◆ **WORK ITEM**: The required answer is an exact copy of every entry underneath.

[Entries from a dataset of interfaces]
--
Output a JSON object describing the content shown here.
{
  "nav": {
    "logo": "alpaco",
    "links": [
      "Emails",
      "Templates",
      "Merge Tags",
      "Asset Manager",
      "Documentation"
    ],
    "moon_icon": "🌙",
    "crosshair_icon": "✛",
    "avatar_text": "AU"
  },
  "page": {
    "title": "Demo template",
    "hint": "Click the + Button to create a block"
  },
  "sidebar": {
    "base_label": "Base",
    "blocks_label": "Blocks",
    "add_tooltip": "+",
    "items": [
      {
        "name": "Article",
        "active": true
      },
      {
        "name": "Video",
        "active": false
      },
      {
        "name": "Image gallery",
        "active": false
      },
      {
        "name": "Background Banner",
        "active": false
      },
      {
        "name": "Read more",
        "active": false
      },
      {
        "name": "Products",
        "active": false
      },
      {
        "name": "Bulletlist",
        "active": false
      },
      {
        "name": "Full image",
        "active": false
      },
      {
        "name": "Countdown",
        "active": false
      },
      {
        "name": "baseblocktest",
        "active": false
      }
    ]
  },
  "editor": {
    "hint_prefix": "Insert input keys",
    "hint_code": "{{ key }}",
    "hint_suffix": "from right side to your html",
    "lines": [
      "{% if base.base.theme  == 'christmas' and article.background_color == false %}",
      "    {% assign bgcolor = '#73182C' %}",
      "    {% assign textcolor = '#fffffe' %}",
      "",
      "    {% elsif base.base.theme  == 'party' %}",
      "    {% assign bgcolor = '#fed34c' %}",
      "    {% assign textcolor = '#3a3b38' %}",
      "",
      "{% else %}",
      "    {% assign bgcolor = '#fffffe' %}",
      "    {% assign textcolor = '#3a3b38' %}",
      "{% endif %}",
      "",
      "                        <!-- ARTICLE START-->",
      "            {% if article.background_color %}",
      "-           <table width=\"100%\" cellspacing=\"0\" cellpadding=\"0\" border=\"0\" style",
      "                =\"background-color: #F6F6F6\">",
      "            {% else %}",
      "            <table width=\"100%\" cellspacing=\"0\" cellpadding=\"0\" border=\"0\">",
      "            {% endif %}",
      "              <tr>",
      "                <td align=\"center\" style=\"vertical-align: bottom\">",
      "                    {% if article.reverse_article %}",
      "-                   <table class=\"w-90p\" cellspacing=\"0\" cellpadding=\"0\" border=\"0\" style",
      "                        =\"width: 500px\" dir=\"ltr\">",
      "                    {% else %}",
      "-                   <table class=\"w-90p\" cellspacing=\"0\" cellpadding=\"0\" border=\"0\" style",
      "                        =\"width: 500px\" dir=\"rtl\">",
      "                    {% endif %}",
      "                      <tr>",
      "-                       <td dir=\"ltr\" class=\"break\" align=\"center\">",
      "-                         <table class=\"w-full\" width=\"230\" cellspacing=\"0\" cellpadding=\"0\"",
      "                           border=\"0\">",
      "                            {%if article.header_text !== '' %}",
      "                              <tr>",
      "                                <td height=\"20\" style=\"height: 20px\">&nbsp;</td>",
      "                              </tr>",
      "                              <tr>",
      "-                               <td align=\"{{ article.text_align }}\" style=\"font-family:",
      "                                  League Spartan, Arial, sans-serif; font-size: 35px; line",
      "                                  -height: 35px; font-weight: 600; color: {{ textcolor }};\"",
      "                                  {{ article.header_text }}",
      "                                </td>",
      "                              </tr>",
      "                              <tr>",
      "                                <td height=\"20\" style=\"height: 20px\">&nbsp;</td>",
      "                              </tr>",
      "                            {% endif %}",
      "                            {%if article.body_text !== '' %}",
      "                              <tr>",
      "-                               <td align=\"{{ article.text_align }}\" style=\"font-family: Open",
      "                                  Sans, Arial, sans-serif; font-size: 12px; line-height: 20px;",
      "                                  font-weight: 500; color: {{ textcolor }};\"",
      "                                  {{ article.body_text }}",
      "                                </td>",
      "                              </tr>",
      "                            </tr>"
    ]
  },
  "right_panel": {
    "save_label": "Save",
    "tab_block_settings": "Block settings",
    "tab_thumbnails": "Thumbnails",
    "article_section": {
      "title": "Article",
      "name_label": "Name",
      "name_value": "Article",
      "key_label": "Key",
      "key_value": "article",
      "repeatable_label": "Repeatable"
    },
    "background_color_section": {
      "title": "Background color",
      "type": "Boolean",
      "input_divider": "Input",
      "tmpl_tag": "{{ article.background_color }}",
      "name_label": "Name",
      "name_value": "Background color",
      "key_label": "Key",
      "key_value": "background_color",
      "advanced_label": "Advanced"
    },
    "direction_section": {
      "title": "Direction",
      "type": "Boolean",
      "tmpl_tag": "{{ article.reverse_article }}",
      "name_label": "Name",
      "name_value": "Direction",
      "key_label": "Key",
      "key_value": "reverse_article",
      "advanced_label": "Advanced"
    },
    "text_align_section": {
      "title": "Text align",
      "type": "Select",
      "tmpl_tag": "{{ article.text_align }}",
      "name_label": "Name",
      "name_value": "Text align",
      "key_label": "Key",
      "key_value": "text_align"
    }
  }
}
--
◆ **ANSWER BOX**:
Output a JSON object describing the content shown here.
{
  "nav": {
    "logo": "alpaco",
    "links": [
      "Emails",
      "Templates",
      "Merge Tags",
      "Asset Manager",
      "Documentation"
    ],
    "moon_icon": "🌙",
    "crosshair_icon": "✛",
    "avatar_text": "AU"
  },
  "page": {
    "title": "Demo template",
    "hint": "Click the + Button to create a block"
  },
  "sidebar": {
    "base_label": "Base",
    "blocks_label": "Blocks",
    "add_tooltip": "+",
    "items": [
      {
        "name": "Article",
        "active": true
      },
      {
        "name": "Video",
        "active": false
      },
      {
        "name": "Image gallery",
        "active": false
      },
      {
        "name": "Background Banner",
        "active": false
      },
      {
        "name": "Read more",
        "active": false
      },
      {
        "name": "Products",
        "active": false
      },
      {
        "name": "Bulletlist",
        "active": false
      },
      {
        "name": "Full image",
        "active": false
      },
      {
        "name": "Countdown",
        "active": false
      },
      {
        "name": "baseblocktest",
        "active": false
      }
    ]
  },
  "editor": {
    "hint_prefix": "Insert input keys",
    "hint_code": "{{ key }}",
    "hint_suffix": "from right side to your html",
    "lines": [
      "{% if base.base.theme  == 'christmas' and article.background_color == false %}",
      "    {% assign bgcolor = '#73182C' %}",
      "    {% assign textcolor = '#fffffe' %}",
      "",
      "    {% elsif base.base.theme  == 'party' %}",
      "    {% assign bgcolor = '#fed34c' %}",
      "    {% assign textcolor = '#3a3b38' %}",
      "",
      "{% else %}",
      "    {% assign bgcolor = '#fffffe' %}",
      "    {% assign textcolor = '#3a3b38' %}",
      "{% endif %}",
      "",
      "                        <!-- ARTICLE START-->",
      "            {% if article.background_color %}",
      "-           <table width=\"100%\" cellspacing=\"0\" cellpadding=\"0\" border=\"0\" style",
      "                =\"background-color: #F6F6F6\">",
      "            {% else %}",
      "            <table width=\"100%\" cellspacing=\"0\" cellpadding=\"0\" border=\"0\">",
      "            {% endif %}",
      "              <tr>",
      "                <td align=\"center\" style=\"vertical-align: bottom\">",
      "                    {% if article.reverse_article %}",
      "-                   <table class=\"w-90p\" cellspacing=\"0\" cellpadding=\"0\" border=\"0\" style",
      "                        =\"width: 500px\" dir=\"ltr\">",
      "                    {% else %}",
      "-                   <table class=\"w-90p\" cellspacing=\"0\" cellpadding=\"0\" border=\"0\" style",
      "                        =\"width: 500px\" dir=\"rtl\">",
      "                    {% endif %}",
      "                      <tr>",
      "-                       <td dir=\"ltr\" class=\"break\" align=\"center\">",
      "-                         <table class=\"w-full\" width=\"230\" cellspacing=\"0\" cellpadding=\"0\"",
      "                           border=\"0\">",
      "                            {%if article.header_text !== '' %}",
      "                              <tr>",
      "                                <td height=\"20\" style=\"height: 20px\">&nbsp;</td>",
      "                              </tr>",
      "                              <tr>",
      "-                               <td align=\"{{ article.text_align }}\" style=\"font-family:",
      "                                  League Spartan, Arial, sans-serif; font-size: 35px; line",
      "                                  -height: 35px; font-weight: 600; color: {{ textcolor }};\"",
      "                                  {{ article.header_text }}",
      "                                </td>",
      "                              </tr>",
      "                              <tr>",
      "                                <td height=\"20\" style=\"height: 20px\">&nbsp;</td>",
      "                              </tr>",
      "                            {% endif %}",
      "                            {%if article.body_text !== '' %}",
      "                              <tr>",
      "-                               <td align=\"{{ article.text_align }}\" style=\"font-family: Open",
      "                                  Sans, Arial, sans-serif; font-size: 12px; line-height: 20px;",
      "                                  font-weight: 500; color: {{ textcolor }};\"",
      "                                  {{ article.body_text }}",
      "                                </td>",
      "                              </tr>",
      "                            </tr>"
    ]
  },
  "right_panel": {
    "save_label": "Save",
    "tab_block_settings": "Block settings",
    "tab_thumbnails": "Thumbnails",
    "article_section": {
      "title": "Article",
      "name_label": "Name",
      "name_value": "Article",
      "key_label": "Key",
      "key_value": "article",
      "repeatable_label": "Repeatable"
    },
    "background_color_section": {
      "title": "Background color",
      "type": "Boolean",
      "input_divider": "Input",
      "tmpl_tag": "{{ article.background_color }}",
      "name_label": "Name",
      "name_value": "Background color",
      "key_label": "Key",
      "key_value": "background_color",
      "advanced_label": "Advanced"
    },
    "direction_section": {
      "title": "Direction",
      "type": "Boolean",
      "tmpl_tag": "{{ article.reverse_article }}",
      "name_label": "Name",
      "name_value": "Direction",
      "key_label": "Key",
      "key_value": "reverse_article",
      "advanced_label": "Advanced"
    },
    "text_align_section": {
      "title": "Text align",
      "type": "Select",
      "tmpl_tag": "{{ article.text_align }}",
      "name_label": "Name",
      "name_value": "Text align",
      "key_label": "Key",
      "key_value": "text_align"
    }
  }
}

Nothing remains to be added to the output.